If we are going to do a child allowance, it does not make sense to retain an EITC structure that varies payments based on the number of children you have. The child-related aspects of the EITC should instead be redirected into the flat child allowance amount.

What this means is that instead of having four EITC amounts (one for 0, 1, 2, and 3 children), there should be just one EITC amount that pays out the same benefit to all qualifying families regardless of the number of children they have. One easy way to do that would just be to say that, going forward, all qualifying earners will receive EITC payments equal to the current 2-child amounts regardless of the number of children they have.

3. The child allowance should not phase out.

Under this proposal, the child allowance phases out at a rate of 5 percent for earnings over $75,000 for single taxpayers and $110,000 for married taxpayers. There is no reason to phase the benefits out like this and there are many good reasons not to.

The purpose of a child allowance, among other things, is to ensure that when all families have children their disposable incomes increase, all else equal. This makes sure that having a child does not dramatically reduce their standard of living and that they remain at least somewhat on par with similarly-situated adults who do not have children.

So, for instance, a high-income family with two adults and no children should have less household income than a high-income family with two adults and one child who should also have less household income than a high-income family with two adults and two children, and so on. This is because the households with more children have to stretch their household income across more people.

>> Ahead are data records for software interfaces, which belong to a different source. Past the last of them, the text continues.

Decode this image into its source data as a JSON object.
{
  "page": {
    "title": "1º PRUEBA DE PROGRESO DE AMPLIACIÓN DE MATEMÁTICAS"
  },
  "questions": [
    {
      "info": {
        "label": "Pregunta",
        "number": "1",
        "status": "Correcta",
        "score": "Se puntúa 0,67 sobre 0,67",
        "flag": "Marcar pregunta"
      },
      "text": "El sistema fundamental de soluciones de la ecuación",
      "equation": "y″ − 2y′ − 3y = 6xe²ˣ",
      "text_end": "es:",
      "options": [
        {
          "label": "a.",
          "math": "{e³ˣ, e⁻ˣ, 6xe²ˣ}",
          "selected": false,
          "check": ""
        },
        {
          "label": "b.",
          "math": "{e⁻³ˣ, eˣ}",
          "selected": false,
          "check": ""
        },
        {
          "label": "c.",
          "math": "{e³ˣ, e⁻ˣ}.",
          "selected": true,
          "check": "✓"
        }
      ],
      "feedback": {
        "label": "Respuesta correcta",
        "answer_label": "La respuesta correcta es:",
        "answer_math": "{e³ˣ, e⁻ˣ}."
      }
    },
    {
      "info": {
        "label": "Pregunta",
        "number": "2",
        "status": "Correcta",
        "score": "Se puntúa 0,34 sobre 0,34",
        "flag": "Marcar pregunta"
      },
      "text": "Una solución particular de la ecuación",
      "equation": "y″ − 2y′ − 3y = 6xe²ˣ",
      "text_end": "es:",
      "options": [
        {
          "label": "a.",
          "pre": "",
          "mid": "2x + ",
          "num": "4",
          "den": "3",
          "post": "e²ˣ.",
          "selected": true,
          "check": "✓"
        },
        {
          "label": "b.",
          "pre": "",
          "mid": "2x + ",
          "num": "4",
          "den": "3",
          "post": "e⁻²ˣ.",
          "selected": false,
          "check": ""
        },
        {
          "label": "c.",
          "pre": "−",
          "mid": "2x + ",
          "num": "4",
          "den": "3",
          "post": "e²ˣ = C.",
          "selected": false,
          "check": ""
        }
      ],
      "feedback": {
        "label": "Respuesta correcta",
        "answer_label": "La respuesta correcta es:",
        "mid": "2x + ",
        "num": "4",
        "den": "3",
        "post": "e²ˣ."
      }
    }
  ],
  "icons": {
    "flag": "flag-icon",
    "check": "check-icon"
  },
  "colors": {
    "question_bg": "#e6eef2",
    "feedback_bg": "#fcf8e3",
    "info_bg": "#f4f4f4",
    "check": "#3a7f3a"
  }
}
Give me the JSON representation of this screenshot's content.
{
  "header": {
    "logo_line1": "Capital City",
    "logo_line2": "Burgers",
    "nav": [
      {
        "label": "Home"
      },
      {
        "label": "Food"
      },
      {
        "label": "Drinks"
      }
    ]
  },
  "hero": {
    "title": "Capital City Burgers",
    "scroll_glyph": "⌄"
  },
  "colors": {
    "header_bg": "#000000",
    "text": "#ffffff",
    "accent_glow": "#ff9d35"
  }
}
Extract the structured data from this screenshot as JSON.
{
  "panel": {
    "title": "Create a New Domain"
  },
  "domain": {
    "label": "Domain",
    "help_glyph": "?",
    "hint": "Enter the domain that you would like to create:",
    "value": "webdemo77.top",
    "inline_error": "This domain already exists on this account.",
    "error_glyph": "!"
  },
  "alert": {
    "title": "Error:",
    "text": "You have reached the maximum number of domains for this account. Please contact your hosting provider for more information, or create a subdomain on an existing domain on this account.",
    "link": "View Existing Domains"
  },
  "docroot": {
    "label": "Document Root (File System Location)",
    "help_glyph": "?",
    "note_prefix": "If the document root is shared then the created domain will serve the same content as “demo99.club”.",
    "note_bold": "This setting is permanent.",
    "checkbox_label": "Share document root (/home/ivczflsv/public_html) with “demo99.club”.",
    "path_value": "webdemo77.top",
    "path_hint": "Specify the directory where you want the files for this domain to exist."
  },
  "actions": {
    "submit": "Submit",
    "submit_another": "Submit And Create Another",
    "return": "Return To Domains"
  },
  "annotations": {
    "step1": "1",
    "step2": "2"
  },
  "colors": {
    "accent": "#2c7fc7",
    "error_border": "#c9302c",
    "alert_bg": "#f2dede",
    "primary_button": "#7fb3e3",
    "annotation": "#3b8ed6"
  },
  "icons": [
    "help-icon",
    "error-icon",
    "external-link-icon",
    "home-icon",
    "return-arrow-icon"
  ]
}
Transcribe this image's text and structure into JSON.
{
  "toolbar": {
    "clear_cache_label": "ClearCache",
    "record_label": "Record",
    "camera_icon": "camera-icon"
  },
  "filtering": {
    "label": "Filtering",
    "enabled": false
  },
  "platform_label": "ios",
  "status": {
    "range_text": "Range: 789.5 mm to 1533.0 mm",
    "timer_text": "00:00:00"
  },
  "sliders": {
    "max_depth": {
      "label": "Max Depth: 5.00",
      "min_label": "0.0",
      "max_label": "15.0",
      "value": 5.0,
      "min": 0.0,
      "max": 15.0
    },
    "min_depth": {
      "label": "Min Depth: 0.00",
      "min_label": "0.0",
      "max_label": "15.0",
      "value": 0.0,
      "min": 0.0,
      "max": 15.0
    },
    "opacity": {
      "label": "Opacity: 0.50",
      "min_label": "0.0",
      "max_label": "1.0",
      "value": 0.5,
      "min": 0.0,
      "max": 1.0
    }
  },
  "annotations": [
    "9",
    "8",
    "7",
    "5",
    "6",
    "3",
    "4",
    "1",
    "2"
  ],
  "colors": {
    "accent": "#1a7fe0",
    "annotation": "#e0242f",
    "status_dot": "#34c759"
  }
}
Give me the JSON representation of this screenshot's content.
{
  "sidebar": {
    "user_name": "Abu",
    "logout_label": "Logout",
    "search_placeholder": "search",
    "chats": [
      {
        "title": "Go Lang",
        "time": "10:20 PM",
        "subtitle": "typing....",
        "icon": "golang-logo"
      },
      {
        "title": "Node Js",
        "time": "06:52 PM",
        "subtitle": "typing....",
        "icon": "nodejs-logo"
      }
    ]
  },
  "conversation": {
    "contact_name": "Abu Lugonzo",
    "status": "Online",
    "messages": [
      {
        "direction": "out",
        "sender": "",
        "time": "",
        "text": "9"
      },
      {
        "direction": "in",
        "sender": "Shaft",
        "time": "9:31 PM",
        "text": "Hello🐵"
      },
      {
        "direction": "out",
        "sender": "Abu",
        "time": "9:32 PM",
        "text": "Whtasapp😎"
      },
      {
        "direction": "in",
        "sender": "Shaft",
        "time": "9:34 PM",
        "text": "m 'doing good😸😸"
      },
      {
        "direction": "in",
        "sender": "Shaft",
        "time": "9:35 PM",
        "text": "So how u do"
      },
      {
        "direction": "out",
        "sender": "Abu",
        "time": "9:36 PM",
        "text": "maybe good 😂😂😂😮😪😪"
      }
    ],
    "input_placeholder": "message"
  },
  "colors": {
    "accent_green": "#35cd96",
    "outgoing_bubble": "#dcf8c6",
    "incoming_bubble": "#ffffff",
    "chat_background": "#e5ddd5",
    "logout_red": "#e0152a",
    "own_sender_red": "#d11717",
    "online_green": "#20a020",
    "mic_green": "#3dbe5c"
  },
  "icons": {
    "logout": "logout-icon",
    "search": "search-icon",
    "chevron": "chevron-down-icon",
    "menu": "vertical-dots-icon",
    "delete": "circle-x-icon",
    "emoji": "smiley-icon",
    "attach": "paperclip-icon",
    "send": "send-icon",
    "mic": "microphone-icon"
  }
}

The only way to achieve horizontal equality between families with different numbers of children is to ensure that as the number of children increases, so too does a family’s disposable household income.

The purpose of doing a phaseout is presumably to raise (or save) more money. But imposing a 5 percent surcharge tax only on high-income families with children is not a good way to do that. Instead, a child allowance plan should just raise taxes on all high-earning families regardless of how many children they have. This would raise the same money while also ensuring that high-earners with more children have more disposable household income than high-earners with less children.

Lastly, phasing out is going to make benefits administration far more complicated. People are going to have to submit income estimates in advance. If those estimates are too low, they’ll have to pay some back. The bureaucratic trouble just is not worth it.

4. Do not vary payment amounts.

The proposal currently would only make payments to people whose benefit amount is expected to exceed their income tax liability. So presumably the way this would work is you would estimate your federal income tax in advance and then communicate that estimate to the Treasury. Then the Treasury would give you monthly payments only if your child allowance benefits exceeded your estimated tax.

This is a completely unnecessary and unhelpful bureaucratic approach. Instead everyone should receive their $300 or $250 a month and pay their taxes normally. This achieves the same net outcome without requiring a complex upfront system of estimating taxes and income.

Even if you maintain the phase out (contrary to my advice in step 3), you should still not vary the payment amounts. Instead, there should be a special tax clawback starting at $75,000 of income for single filers and $110,000 for married filers that mimics the proposed phaseout. This way the means-testing is handled on the tax side, not the benefits administration side. It would be so much simpler to do it like this and having everyone receive the same monthly check is likely to secure much more support for the program in the long run.